Politics is a dirty game as has been painted to us. Often than not, I wonder what makes it dirty given that there are three parties involved in playing the game. What does it take then to make it a dirty? As though that is not enough, I ask myself what role I play in the whole mix.
For something to be dirty, there needs to be mud, then there is the place or fabric that becomes dirty and then the person that makes something dirty either as virtue of use or simply due to accident. For us unfortunately, the dirty is more of a choice as opposed to an accident.
The electorate has been downgraded to become the mud and the place or fabric to be dirtied. The politicians have taken their permanent place in partaking the action of applying the mud on the electorate. We have been dirtied and when we think it is enough, the ideology gets changed and we find ourselves right in the mud again. Simply said, such is life.
So why exactly is it that we can’t find any confidence in our politics, our politicians and even in we ourselves? Everything has something to do with us. We the electorate. And the fact that we have over time accepted to sell our conscience to bad politics. Period.
In our politics, the bad do not get justice served on their plate nor are the good appreciated. You become a good politician, everything gets worked against you and you get served the opposite of what you could expect of a good person.
You do bad, you get praised and become an epitome of what “governance” looks like. Whether is good governance or bad, it is none of our business. There is a lot of glory with being the bad politician. So, at the end of the day, it is the politics, the so-called politicians and we the electorate.
Someone could wonder if it is better in other places, nay. Although in terms of maturity of other democracies, theirs is better than ours yet sometimes theirs is not perfect as well. But not in all aspects. Sometimes you find a democracy where the politicians are fair in a way and the electorate are very good as well as their systems being much better.
No wonder Milton Friedman said that if you put the federal government in charge of the Sahara Desert, in 5 years there’d be a shortage of sand. That is because it is a government run by politicians even though it has a near-perfect systems. To mean that at the end of the day, it will never be perfect but it can become better.
So, lets us agree that our politics and politicians and part of the electorate are cowing. Yet still, we should continue the civil movement in a more noble way with the hope that things will become better. Choosing to become a sound and morally mature electorate is the thing. In generations to come, maybe a generation would have come to epitomize true mature politics. For now, we have to pay the price of liberation.

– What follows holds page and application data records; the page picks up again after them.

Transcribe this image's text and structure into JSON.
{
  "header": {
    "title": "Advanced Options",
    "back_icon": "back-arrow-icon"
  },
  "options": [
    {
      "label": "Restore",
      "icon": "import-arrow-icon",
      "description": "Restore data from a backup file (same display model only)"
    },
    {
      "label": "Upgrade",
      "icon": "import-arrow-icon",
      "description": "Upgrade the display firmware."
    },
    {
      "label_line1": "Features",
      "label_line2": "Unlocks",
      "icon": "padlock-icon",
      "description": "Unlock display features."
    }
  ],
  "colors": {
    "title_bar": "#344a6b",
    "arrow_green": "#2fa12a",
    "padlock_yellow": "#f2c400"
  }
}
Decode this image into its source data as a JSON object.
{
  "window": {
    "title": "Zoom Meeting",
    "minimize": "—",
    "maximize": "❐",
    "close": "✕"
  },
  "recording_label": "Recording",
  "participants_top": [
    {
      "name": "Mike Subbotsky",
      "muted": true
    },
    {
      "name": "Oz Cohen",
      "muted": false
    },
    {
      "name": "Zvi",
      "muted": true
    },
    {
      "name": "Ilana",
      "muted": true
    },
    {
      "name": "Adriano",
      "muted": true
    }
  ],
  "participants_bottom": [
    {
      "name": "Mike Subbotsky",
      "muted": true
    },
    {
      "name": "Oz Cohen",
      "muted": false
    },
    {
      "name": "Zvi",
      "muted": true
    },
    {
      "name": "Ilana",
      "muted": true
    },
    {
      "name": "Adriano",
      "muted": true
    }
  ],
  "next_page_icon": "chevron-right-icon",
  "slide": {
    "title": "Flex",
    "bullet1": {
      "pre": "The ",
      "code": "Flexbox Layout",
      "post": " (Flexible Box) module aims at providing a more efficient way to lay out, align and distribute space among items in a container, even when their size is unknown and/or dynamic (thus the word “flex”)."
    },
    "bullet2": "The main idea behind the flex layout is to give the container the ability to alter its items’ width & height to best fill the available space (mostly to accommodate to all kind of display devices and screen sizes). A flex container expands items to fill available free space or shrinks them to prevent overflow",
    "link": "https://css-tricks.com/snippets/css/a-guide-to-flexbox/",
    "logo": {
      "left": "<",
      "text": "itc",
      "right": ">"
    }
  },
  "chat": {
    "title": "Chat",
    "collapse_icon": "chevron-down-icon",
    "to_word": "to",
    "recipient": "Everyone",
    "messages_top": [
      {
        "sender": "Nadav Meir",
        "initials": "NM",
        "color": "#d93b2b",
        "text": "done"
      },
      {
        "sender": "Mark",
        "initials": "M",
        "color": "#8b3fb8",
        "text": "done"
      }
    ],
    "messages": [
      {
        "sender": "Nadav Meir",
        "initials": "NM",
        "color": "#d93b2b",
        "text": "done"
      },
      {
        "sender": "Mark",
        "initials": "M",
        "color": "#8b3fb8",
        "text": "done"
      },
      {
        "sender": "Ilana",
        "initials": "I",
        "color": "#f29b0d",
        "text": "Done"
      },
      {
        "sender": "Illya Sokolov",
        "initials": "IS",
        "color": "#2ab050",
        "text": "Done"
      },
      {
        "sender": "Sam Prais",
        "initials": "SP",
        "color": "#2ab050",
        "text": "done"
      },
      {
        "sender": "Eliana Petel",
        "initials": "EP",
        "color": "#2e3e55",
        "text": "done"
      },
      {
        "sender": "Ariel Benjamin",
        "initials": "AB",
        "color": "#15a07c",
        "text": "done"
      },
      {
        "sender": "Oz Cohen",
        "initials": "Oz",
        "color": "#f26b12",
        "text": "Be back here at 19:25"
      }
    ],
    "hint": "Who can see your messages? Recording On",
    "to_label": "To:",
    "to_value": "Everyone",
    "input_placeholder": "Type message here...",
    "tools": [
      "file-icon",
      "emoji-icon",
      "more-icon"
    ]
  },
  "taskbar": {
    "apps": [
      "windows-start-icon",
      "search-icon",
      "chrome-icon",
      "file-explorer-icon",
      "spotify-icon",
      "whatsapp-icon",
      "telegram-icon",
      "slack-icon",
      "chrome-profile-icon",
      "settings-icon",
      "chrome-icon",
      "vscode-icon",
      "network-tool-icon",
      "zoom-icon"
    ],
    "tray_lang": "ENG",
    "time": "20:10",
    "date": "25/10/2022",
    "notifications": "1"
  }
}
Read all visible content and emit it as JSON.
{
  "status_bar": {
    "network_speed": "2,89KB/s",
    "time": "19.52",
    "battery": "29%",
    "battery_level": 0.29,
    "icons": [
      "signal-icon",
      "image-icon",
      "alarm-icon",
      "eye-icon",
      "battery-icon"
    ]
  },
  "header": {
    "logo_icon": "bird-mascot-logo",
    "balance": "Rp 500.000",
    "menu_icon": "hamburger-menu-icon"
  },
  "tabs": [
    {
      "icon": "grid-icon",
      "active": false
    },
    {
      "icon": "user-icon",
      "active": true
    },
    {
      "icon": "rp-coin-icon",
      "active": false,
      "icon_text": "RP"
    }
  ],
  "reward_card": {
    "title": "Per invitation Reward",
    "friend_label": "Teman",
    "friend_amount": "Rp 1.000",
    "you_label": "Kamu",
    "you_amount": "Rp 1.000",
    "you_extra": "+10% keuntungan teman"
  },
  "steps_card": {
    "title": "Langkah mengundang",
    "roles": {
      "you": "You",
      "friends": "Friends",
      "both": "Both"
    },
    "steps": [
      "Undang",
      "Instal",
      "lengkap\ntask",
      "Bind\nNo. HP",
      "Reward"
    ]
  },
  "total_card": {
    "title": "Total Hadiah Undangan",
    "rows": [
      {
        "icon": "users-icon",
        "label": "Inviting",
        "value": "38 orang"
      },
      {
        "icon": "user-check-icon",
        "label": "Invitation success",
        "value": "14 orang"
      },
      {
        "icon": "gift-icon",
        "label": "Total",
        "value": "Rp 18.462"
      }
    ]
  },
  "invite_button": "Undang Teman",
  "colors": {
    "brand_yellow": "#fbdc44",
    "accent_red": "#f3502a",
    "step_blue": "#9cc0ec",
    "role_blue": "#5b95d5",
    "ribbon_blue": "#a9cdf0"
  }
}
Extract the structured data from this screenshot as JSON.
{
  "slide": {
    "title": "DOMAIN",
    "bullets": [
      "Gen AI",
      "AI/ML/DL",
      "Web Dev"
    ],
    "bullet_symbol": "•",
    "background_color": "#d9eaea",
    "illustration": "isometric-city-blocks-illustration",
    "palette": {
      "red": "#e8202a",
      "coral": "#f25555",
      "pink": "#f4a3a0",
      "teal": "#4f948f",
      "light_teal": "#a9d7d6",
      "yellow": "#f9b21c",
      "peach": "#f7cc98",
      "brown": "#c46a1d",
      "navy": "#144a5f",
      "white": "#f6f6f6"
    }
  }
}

Remember, “One of the penalties of refusing to participate in politics is that you end being governed by your inferiors,” Plato said. Maybe I add that refusing to participate in politics maturely, soberly and soundly could be our greatest undoing. But we still have a chance come 2022 and years to come.